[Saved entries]
┌────────

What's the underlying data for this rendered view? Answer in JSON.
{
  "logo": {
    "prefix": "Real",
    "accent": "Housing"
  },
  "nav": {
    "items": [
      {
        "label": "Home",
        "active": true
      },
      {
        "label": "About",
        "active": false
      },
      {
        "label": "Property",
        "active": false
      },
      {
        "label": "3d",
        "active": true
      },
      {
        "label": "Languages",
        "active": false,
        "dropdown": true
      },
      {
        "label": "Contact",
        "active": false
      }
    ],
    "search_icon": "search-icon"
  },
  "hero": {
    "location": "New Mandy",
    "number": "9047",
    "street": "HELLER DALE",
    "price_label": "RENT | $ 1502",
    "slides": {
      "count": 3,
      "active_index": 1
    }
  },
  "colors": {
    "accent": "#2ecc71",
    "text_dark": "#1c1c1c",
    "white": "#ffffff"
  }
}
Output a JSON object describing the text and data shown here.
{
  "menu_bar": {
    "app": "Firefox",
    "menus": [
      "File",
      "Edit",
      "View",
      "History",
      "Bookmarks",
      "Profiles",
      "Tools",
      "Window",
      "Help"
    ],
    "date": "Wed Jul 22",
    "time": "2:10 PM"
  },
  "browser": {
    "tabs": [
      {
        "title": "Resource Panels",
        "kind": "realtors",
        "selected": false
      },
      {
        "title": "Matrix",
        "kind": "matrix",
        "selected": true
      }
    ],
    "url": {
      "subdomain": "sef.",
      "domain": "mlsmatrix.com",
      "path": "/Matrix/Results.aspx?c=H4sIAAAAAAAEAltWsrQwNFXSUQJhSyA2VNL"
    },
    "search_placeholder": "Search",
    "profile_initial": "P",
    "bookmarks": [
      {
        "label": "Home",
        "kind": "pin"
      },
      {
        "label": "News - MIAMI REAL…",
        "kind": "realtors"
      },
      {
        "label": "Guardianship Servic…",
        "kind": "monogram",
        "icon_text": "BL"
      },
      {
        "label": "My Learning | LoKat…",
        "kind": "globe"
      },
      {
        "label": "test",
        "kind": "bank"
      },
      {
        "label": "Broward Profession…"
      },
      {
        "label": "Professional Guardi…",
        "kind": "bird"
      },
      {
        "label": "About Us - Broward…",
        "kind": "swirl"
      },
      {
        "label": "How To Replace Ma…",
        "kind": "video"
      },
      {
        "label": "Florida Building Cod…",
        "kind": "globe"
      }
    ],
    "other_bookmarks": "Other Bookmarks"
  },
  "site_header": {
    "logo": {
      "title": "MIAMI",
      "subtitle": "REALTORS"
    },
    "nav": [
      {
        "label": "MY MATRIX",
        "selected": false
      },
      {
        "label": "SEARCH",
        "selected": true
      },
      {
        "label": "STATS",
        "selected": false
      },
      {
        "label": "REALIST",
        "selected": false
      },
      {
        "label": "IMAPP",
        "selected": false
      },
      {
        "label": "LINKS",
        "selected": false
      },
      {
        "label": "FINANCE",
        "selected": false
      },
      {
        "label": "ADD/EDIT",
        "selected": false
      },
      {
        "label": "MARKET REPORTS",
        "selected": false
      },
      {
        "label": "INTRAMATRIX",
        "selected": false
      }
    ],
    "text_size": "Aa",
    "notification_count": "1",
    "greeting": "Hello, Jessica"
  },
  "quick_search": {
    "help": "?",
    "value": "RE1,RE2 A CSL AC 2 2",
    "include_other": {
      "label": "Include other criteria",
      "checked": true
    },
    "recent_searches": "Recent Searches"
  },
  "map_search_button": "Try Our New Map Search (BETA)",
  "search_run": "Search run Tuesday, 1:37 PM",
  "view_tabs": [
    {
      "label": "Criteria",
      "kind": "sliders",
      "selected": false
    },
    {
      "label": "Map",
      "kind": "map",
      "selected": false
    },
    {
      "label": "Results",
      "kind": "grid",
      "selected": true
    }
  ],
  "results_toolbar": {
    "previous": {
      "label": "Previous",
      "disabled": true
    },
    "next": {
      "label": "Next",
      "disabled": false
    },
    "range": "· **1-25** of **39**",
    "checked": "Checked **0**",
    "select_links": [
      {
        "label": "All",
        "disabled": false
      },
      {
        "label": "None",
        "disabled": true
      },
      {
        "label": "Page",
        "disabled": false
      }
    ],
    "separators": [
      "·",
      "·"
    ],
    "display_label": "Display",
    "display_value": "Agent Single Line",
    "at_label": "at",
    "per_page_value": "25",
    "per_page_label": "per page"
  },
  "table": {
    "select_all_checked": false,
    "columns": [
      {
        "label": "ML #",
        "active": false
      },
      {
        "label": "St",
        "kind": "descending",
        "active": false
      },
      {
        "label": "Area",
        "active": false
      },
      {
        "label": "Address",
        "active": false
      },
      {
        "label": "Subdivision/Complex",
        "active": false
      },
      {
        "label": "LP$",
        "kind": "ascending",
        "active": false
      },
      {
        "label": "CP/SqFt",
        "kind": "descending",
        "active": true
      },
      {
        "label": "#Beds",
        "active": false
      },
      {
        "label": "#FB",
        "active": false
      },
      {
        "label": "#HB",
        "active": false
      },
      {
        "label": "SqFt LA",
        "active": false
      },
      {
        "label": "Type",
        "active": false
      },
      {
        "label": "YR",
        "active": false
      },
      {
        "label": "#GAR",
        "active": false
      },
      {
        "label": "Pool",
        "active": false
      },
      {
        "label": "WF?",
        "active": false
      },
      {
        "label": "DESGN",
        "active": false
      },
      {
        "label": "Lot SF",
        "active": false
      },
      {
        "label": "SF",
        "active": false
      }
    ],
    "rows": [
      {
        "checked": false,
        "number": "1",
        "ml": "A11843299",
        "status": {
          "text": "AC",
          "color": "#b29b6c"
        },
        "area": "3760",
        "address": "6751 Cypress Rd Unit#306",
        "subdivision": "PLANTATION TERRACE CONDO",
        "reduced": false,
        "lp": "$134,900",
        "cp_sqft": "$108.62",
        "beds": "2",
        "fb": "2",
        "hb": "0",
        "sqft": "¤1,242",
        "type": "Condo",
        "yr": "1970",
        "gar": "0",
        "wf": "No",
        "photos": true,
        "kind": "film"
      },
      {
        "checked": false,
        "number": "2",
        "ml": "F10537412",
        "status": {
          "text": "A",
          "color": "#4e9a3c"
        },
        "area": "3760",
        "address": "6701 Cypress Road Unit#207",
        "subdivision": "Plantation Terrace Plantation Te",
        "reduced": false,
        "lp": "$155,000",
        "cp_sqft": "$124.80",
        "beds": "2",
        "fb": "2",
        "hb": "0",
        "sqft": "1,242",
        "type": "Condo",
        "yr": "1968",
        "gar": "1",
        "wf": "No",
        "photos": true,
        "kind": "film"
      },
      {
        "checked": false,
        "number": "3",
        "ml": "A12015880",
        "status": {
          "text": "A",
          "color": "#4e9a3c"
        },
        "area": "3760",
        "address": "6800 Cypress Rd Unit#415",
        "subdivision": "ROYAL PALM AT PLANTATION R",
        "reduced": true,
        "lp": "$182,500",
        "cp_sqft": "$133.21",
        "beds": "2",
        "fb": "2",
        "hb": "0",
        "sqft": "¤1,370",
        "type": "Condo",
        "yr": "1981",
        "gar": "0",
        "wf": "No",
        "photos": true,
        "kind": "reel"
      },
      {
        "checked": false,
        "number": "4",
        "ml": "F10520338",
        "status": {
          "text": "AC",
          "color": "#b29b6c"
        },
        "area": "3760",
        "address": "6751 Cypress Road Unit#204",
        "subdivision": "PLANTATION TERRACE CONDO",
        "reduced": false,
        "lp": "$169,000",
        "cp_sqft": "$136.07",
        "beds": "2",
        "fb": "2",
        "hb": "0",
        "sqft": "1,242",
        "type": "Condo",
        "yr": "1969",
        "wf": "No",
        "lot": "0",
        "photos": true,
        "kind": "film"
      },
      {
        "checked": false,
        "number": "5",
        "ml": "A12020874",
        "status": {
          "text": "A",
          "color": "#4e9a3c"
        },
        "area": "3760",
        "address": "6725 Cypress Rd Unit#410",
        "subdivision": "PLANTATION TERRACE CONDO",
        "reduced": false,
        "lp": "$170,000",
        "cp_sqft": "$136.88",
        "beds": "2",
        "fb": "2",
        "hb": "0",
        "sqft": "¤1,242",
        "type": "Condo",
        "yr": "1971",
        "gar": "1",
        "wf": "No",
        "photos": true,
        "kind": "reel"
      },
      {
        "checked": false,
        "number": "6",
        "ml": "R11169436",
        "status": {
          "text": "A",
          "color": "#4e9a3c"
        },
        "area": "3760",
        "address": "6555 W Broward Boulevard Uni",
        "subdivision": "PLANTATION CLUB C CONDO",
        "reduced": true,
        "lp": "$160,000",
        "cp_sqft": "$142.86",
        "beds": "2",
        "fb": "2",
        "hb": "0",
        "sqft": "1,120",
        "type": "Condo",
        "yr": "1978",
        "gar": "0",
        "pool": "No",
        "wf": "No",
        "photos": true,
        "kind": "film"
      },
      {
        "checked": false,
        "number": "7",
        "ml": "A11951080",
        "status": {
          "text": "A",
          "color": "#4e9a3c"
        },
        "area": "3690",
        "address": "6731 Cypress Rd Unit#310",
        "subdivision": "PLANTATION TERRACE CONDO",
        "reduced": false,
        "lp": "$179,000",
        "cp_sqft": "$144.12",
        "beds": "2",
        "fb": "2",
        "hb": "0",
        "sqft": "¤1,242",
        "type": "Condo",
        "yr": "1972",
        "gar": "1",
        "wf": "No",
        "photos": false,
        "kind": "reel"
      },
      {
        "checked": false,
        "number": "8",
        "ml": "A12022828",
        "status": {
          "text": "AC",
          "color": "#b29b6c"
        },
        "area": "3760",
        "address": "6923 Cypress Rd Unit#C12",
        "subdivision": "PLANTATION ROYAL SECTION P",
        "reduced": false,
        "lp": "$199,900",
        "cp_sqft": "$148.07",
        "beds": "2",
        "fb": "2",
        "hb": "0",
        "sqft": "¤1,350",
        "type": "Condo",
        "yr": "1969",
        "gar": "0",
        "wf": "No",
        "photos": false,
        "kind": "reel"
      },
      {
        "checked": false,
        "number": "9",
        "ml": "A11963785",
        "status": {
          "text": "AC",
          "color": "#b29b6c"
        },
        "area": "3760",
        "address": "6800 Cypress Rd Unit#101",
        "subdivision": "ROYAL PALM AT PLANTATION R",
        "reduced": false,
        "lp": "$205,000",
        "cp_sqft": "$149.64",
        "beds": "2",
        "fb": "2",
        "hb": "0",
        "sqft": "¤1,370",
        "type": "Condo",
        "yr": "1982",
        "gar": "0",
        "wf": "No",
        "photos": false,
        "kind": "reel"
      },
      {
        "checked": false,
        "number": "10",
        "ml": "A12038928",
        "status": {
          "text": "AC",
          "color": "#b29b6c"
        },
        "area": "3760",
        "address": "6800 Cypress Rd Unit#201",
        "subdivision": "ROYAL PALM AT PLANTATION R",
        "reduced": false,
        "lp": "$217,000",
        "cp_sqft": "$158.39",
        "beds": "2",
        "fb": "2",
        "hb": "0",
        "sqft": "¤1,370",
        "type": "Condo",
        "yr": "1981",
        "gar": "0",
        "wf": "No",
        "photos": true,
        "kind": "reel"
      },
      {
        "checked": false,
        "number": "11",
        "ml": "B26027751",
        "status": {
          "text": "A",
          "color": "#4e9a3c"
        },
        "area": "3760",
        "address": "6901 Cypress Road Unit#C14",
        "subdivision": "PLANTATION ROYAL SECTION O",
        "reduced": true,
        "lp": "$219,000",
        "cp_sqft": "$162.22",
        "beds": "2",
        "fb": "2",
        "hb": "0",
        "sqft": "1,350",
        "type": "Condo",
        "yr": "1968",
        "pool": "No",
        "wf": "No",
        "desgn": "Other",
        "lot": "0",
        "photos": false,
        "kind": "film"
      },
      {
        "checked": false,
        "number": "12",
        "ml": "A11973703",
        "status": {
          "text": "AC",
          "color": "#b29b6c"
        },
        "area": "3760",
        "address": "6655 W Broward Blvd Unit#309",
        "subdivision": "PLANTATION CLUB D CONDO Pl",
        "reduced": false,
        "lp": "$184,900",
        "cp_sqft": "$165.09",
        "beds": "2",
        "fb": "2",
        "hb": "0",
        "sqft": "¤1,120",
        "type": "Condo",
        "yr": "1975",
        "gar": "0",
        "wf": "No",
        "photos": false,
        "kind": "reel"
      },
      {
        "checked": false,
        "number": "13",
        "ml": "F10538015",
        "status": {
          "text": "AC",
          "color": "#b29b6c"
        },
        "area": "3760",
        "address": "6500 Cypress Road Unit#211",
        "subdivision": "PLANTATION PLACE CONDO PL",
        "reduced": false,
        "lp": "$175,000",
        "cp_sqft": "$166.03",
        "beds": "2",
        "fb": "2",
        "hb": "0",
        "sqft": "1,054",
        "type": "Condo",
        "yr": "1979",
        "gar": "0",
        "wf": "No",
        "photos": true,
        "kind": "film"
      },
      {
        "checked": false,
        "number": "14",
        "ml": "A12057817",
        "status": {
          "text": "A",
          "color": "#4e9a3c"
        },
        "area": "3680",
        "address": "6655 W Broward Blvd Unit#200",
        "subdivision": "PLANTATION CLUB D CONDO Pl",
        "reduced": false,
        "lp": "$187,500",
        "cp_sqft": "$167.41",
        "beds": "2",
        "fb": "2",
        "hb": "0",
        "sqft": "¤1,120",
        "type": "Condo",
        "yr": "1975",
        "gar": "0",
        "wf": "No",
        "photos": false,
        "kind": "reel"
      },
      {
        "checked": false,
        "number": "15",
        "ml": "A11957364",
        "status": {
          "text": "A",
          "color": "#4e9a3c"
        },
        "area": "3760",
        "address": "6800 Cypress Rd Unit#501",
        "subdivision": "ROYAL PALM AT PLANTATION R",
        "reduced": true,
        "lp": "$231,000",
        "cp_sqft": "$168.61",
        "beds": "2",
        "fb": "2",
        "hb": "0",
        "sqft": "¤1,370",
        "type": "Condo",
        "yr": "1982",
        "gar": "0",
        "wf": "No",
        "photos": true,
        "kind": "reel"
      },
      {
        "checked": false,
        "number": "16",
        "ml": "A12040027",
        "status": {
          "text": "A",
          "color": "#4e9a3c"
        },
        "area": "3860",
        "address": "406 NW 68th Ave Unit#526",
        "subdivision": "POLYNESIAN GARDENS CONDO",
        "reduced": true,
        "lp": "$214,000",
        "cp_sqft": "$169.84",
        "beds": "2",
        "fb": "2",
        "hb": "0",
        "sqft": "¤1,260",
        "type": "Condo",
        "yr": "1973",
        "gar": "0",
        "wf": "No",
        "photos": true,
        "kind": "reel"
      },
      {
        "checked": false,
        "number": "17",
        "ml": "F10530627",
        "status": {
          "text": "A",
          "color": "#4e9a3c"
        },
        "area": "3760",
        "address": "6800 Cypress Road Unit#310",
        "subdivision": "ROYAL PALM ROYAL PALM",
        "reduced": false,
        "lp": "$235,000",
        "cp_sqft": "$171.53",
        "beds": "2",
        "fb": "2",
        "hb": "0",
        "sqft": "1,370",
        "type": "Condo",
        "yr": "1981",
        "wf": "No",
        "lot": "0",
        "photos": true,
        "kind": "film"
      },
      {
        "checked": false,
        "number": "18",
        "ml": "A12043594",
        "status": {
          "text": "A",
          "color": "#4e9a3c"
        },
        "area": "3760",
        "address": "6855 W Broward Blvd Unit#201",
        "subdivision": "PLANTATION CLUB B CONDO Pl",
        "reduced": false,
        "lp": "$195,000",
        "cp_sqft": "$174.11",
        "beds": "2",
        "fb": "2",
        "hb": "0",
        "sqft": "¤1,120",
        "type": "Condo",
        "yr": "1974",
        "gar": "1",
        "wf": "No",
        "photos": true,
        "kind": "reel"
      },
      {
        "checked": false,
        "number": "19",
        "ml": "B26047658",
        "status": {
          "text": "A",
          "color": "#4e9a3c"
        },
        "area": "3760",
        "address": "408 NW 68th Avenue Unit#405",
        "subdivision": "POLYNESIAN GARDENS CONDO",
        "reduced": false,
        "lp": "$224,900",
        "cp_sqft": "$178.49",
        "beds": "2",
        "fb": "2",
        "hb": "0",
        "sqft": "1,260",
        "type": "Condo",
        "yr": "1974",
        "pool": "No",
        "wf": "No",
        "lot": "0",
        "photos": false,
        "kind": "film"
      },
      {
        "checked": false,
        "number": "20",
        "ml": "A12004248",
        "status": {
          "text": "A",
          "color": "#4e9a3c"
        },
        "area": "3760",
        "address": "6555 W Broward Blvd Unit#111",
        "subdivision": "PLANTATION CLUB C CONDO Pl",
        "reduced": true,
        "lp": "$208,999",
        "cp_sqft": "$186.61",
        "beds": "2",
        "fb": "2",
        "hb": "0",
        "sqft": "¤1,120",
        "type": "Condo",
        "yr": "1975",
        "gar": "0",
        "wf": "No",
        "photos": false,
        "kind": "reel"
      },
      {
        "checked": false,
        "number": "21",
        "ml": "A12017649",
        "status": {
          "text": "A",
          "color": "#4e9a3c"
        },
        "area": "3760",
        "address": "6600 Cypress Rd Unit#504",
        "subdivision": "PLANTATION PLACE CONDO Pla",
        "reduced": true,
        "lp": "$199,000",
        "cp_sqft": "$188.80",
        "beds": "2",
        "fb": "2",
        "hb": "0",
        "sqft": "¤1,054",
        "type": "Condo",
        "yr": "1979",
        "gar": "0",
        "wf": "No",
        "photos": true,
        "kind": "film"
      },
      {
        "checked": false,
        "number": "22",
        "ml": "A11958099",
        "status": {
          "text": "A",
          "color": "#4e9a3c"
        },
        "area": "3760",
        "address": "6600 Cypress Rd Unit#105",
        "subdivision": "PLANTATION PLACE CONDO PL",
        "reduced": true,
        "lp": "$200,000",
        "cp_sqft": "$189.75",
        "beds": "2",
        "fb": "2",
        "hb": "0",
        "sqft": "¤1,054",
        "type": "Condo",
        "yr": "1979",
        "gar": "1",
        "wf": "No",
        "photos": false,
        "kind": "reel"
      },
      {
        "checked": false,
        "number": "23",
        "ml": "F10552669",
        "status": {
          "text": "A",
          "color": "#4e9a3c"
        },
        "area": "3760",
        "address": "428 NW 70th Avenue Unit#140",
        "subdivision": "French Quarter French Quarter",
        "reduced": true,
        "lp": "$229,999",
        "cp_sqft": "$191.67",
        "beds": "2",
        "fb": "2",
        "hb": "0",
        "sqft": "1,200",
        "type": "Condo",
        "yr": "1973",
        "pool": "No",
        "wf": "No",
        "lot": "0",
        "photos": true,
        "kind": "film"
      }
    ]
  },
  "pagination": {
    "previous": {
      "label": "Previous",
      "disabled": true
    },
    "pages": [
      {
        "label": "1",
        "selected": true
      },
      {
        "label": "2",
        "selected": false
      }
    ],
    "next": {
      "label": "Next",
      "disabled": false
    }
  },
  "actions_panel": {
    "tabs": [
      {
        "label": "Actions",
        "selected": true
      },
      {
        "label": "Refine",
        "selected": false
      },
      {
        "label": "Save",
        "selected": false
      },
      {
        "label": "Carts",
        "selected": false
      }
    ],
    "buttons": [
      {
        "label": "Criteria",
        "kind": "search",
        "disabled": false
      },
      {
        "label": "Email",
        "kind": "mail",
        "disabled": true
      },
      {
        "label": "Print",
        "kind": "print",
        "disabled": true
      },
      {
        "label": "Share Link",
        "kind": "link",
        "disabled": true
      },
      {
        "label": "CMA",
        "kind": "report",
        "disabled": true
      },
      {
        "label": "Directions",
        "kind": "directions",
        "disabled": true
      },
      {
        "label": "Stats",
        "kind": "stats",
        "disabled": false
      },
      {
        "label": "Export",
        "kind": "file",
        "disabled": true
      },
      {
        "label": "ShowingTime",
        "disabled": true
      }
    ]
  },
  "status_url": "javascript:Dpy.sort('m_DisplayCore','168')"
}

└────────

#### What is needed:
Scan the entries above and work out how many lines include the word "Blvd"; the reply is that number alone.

#### Your response:
4